◆ WORK ITEM
Search the material below for the string "label". Return every line that holds it.

◆ DATA EXCERPTS

────────

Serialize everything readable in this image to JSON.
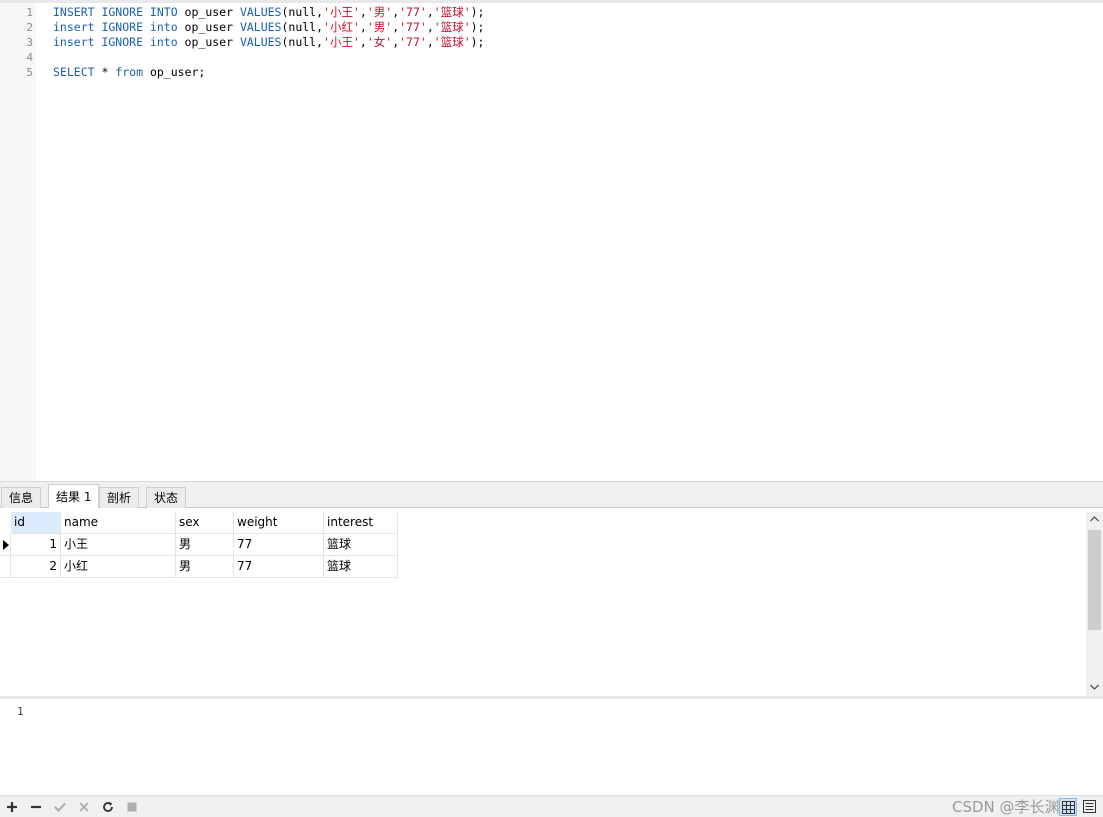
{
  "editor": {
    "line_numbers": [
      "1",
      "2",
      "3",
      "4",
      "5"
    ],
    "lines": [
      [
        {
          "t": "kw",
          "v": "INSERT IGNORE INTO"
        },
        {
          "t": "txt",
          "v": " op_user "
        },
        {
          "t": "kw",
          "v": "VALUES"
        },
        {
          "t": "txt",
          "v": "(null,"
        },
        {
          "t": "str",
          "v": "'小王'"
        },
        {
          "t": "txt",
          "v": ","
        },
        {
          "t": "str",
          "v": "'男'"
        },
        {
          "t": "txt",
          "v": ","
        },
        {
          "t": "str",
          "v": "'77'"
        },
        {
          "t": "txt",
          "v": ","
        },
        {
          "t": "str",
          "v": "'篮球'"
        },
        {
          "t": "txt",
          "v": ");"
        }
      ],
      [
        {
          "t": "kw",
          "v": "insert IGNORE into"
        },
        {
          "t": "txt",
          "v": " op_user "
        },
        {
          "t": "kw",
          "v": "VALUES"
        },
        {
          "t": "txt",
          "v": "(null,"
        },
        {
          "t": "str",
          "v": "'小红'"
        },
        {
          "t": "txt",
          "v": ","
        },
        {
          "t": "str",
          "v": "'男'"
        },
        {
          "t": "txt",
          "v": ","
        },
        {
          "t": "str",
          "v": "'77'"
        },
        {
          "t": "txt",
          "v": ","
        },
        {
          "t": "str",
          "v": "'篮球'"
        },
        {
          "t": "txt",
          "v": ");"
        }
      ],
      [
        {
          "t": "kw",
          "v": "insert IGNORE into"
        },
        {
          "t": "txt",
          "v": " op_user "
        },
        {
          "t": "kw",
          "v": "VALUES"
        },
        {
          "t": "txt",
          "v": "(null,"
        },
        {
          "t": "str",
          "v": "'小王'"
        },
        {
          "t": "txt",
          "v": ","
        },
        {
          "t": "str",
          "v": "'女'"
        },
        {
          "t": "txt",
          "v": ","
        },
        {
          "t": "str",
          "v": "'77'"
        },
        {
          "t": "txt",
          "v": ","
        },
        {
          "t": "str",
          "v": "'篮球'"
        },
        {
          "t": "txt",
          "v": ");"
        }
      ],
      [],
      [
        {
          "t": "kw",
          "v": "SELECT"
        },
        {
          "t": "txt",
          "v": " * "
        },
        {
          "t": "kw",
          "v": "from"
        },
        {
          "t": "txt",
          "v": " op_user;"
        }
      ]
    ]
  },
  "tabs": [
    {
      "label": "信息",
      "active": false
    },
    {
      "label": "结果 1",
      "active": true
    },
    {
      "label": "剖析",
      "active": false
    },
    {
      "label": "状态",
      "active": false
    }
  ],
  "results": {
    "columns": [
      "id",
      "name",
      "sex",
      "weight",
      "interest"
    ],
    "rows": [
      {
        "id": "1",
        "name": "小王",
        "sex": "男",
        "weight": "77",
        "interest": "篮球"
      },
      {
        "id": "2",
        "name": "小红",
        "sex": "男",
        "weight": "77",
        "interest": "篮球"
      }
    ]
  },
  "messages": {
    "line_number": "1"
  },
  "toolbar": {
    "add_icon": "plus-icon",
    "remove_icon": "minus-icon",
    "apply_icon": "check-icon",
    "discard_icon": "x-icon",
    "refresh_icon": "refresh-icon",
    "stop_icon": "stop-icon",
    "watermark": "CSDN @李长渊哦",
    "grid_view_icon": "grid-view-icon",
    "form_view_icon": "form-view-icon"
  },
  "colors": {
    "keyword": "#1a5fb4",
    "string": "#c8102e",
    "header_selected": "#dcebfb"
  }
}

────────

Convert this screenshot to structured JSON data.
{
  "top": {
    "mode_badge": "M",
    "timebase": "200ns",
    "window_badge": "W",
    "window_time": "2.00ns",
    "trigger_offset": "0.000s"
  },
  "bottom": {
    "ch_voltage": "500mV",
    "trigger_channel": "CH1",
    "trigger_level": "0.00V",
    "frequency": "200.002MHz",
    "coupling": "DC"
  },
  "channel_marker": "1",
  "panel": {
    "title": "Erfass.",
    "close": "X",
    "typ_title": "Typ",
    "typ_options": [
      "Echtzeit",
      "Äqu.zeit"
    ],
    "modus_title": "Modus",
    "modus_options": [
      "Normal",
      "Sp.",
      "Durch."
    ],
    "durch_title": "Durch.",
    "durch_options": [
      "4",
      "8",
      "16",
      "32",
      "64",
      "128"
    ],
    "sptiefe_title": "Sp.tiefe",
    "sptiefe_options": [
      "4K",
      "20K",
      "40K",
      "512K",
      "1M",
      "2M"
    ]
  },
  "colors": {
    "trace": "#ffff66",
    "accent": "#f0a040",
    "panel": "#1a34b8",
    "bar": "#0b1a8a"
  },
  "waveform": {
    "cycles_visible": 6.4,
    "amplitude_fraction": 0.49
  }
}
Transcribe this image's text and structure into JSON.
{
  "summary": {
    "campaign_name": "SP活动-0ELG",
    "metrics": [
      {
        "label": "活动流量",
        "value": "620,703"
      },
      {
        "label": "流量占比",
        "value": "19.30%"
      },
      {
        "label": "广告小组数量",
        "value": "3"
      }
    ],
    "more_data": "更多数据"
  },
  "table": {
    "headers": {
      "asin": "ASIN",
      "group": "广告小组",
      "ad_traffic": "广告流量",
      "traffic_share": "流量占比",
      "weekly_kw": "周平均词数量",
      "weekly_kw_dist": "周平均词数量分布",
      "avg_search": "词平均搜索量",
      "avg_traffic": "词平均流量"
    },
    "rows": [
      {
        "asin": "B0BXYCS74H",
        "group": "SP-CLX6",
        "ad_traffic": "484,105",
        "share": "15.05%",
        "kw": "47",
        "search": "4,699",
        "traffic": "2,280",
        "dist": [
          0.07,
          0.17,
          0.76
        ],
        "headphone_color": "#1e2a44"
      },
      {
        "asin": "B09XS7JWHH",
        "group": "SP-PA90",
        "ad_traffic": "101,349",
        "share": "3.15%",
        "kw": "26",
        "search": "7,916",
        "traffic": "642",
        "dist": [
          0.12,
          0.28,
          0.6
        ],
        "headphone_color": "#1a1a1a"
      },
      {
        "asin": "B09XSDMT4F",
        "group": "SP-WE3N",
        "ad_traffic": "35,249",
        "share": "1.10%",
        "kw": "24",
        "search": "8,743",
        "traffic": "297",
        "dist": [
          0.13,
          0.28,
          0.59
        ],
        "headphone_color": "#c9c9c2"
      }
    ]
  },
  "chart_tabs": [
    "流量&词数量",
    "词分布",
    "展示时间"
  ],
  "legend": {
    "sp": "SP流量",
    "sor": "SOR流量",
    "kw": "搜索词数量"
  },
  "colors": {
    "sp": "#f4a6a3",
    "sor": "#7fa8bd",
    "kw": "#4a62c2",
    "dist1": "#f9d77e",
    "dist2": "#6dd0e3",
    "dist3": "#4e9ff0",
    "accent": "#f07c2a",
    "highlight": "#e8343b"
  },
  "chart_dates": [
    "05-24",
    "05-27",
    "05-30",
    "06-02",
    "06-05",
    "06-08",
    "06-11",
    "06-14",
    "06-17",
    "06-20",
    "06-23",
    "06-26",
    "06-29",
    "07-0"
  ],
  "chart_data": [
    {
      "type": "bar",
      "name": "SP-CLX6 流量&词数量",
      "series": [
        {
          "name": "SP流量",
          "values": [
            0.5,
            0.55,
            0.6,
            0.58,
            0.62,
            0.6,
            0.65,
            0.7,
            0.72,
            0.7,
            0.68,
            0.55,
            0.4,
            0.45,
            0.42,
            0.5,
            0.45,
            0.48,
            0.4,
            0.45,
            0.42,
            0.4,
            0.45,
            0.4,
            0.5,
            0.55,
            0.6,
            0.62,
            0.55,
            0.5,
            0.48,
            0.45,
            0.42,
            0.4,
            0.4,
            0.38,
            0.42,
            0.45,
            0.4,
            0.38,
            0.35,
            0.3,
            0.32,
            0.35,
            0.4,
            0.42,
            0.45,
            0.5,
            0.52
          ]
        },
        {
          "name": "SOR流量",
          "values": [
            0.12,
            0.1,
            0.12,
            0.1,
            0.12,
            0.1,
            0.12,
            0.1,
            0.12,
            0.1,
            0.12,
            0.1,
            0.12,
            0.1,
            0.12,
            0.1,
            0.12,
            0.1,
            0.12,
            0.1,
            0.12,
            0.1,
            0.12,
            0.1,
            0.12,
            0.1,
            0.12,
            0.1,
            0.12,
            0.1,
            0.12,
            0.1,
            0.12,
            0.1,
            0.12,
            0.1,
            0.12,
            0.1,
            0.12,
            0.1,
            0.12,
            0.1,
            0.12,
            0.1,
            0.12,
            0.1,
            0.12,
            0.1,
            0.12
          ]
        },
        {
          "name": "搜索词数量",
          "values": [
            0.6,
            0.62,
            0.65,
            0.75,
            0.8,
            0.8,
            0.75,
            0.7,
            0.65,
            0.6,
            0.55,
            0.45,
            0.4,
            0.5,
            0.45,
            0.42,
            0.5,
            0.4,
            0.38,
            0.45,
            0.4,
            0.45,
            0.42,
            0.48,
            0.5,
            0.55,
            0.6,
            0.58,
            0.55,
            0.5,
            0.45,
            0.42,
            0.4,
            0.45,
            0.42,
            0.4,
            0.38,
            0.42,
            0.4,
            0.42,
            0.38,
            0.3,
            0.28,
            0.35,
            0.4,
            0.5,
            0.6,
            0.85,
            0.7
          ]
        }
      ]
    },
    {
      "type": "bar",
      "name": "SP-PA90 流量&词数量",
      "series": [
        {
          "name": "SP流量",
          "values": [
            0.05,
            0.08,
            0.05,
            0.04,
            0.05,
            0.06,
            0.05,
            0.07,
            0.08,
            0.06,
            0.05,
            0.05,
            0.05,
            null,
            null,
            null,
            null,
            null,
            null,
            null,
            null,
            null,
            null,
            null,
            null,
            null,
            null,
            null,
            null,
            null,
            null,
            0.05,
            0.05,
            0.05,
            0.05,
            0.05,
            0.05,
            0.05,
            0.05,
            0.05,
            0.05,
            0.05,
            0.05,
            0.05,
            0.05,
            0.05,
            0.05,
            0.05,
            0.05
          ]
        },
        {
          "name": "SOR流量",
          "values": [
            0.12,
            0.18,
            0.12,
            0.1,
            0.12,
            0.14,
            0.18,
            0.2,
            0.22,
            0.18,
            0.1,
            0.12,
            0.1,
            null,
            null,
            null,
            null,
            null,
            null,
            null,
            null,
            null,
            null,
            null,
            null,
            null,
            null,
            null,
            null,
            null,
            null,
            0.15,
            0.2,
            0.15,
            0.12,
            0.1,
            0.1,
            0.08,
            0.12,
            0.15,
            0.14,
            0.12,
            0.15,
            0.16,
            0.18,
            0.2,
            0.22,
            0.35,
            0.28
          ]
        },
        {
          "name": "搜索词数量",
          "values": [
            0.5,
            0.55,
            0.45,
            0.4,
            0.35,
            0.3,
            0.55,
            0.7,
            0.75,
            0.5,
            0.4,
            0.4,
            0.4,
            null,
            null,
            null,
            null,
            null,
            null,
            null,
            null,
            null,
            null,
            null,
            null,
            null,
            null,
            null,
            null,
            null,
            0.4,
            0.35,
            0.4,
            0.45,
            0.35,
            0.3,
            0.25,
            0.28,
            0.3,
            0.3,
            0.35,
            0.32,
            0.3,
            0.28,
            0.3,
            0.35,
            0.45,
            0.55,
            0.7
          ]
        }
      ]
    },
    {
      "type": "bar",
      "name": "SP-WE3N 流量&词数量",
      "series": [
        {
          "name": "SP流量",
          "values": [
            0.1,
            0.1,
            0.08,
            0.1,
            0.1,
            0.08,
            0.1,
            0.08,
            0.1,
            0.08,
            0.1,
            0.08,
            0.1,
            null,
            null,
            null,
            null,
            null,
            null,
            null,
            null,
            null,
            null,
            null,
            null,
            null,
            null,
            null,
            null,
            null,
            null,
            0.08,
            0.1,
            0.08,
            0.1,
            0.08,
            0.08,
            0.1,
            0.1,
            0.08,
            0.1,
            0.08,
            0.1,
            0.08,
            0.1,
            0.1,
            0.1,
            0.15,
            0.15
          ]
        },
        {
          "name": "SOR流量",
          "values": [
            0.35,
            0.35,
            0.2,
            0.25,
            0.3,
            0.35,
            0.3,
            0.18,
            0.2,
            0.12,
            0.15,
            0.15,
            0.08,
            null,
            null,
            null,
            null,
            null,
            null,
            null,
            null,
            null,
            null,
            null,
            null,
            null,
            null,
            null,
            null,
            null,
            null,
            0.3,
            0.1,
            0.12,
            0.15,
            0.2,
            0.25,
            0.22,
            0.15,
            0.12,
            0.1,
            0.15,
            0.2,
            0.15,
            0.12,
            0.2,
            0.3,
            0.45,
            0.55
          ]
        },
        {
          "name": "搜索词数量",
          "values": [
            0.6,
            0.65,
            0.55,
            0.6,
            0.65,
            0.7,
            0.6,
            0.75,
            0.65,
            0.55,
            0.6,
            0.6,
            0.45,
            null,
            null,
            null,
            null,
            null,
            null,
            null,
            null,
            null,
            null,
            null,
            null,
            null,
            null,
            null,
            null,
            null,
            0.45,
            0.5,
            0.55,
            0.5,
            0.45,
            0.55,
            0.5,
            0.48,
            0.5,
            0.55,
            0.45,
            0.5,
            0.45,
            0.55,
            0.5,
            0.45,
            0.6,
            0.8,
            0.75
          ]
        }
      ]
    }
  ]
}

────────

◆ YOUR SOLUTION
      "label": "信息",
      "label": "结果 1",
      "label": "剖析",
      "label": "状态",
        "label": "活动流量",
        "label": "流量占比",
        "label": "广告小组数量",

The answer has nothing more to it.